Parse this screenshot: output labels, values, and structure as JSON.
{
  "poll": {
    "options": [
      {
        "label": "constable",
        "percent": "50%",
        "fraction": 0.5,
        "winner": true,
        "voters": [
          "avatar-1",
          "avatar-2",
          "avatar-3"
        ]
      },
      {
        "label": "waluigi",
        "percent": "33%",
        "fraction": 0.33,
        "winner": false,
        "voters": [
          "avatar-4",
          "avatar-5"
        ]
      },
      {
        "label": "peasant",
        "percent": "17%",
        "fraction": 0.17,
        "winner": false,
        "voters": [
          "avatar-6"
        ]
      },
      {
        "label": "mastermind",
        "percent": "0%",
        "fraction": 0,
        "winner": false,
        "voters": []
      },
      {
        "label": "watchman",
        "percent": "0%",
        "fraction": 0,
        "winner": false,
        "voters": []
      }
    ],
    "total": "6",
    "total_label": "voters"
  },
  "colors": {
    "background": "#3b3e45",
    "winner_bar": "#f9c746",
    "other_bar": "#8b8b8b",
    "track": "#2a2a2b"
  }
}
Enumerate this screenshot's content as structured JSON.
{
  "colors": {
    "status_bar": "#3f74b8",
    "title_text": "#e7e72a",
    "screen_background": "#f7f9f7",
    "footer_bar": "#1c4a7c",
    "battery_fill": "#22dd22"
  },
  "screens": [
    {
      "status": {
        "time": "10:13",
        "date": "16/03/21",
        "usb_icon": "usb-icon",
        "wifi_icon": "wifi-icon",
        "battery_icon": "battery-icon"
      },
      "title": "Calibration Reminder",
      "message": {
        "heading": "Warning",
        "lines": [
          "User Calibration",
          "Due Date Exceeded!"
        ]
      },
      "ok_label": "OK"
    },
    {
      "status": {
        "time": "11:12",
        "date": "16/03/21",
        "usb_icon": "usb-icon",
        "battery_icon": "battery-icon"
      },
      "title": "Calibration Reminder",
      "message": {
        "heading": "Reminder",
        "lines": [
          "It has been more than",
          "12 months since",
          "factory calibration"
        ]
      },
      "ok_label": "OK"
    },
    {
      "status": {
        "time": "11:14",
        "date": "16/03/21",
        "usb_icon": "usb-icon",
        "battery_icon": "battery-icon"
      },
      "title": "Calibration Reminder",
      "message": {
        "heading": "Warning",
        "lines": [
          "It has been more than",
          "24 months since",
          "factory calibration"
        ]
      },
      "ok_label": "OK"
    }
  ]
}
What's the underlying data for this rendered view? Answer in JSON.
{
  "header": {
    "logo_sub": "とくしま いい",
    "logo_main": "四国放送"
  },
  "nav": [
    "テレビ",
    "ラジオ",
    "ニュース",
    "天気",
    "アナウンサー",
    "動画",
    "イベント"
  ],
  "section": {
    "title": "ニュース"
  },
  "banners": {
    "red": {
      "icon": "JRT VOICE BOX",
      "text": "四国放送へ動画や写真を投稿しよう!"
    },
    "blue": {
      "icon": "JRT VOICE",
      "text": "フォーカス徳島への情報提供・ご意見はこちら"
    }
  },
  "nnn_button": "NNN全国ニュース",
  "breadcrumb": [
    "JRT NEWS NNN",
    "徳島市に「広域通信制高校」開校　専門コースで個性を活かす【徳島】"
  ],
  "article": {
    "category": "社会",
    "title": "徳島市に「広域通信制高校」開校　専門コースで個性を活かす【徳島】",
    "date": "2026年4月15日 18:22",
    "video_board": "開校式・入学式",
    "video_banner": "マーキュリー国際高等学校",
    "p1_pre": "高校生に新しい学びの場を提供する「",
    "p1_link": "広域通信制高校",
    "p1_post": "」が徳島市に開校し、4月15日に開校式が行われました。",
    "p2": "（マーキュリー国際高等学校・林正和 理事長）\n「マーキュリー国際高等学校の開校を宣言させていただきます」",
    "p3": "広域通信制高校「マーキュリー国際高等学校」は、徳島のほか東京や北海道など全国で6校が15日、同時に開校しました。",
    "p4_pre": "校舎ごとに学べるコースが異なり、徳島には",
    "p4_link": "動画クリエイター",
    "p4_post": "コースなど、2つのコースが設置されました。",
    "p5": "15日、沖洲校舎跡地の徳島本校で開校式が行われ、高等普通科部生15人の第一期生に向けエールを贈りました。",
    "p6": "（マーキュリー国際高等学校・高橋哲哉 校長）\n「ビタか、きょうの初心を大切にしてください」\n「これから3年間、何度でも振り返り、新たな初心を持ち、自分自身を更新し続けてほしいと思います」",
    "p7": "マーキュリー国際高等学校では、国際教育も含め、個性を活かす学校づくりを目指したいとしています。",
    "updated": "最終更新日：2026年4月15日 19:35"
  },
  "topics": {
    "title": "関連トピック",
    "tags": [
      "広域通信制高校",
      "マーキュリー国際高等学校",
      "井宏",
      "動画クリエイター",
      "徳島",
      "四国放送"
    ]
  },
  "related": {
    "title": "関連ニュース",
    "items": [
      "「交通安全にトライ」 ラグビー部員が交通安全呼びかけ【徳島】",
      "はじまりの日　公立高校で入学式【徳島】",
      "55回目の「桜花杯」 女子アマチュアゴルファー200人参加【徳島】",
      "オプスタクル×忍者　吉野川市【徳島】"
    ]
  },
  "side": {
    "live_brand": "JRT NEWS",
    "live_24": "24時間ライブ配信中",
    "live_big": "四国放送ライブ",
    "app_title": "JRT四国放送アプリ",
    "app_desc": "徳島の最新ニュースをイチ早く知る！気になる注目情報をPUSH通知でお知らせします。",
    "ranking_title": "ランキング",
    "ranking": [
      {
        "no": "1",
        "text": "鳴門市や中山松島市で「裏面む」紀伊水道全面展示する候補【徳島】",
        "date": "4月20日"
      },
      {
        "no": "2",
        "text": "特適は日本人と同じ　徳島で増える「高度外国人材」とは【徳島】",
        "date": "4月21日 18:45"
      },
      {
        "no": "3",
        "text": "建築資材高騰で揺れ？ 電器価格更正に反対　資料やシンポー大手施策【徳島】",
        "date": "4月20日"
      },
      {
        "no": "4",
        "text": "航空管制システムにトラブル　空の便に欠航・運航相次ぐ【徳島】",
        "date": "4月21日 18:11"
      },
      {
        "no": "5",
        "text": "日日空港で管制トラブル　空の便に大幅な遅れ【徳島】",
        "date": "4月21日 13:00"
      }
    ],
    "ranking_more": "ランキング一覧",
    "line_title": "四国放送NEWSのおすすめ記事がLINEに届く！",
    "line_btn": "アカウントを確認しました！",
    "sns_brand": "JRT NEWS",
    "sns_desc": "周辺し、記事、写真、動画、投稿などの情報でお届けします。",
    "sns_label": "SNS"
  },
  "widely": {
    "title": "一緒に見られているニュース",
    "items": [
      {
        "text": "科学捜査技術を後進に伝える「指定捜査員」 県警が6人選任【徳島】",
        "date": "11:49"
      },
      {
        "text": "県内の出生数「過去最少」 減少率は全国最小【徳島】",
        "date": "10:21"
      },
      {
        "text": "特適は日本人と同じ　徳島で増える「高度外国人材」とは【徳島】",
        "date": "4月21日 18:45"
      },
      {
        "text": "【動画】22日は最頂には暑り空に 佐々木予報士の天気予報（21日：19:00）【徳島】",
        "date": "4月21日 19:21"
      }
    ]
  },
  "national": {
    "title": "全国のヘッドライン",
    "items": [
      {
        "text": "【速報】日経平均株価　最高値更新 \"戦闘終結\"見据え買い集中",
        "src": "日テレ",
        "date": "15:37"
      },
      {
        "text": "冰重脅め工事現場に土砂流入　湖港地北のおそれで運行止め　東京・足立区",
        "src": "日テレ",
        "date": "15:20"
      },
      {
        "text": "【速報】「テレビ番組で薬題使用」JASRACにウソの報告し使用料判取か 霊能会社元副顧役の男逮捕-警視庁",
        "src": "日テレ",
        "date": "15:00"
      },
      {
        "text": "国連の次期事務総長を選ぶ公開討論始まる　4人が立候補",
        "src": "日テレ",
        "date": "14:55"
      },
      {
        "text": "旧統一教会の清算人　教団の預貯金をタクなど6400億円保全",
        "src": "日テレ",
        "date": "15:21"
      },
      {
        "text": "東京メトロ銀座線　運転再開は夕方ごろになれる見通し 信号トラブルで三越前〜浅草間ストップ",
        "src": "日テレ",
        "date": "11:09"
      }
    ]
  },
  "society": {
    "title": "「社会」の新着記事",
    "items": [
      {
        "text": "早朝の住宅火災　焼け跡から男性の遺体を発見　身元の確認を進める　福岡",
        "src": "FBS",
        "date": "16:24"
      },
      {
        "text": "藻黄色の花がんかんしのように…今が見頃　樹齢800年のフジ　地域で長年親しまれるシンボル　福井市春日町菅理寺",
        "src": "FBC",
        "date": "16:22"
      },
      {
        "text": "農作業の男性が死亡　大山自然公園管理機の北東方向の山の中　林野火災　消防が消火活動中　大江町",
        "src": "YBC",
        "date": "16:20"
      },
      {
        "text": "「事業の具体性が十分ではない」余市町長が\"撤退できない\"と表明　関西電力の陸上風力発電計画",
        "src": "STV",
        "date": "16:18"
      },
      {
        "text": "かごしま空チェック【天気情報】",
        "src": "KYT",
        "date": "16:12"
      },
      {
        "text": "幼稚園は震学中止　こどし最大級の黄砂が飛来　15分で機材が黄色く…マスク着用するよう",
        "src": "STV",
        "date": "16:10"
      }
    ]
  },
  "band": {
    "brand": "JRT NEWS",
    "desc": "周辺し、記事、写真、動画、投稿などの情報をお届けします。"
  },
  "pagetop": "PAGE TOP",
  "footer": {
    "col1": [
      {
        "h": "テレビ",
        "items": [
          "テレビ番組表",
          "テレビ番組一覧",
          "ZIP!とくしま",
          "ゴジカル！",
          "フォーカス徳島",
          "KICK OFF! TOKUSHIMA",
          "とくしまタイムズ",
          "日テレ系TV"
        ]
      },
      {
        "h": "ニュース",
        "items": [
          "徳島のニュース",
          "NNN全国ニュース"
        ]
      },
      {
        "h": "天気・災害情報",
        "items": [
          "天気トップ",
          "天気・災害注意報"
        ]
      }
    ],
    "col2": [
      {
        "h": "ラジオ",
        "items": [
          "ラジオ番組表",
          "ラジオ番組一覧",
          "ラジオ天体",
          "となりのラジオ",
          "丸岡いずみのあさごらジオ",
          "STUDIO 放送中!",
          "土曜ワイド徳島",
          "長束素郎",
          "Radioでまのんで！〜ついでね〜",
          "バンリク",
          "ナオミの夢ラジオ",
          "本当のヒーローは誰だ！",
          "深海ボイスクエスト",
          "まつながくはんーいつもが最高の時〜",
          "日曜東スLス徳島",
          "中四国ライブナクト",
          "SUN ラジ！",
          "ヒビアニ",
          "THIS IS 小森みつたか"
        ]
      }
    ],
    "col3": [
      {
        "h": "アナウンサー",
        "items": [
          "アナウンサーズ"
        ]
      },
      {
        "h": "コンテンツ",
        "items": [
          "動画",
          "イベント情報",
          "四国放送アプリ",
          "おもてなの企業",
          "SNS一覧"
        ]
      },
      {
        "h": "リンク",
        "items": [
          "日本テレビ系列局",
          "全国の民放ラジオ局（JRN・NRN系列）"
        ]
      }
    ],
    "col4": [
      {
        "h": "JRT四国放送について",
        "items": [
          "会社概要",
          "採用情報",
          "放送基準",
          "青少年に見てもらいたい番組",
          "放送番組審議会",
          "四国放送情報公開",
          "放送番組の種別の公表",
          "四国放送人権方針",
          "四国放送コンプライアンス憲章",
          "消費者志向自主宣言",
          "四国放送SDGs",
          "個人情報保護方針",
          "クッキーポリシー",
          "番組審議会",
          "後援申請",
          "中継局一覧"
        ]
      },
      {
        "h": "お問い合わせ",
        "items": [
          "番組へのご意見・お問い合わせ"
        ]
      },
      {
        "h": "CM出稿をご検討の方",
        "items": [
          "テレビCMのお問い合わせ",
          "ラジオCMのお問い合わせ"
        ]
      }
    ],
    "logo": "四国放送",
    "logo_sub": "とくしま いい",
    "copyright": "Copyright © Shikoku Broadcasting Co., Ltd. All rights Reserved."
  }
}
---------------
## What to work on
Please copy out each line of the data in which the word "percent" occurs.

## Solution
        "percent": "50%",
        "percent": "33%",
        "percent": "17%",
        "percent": "0%",
        "percent": "0%",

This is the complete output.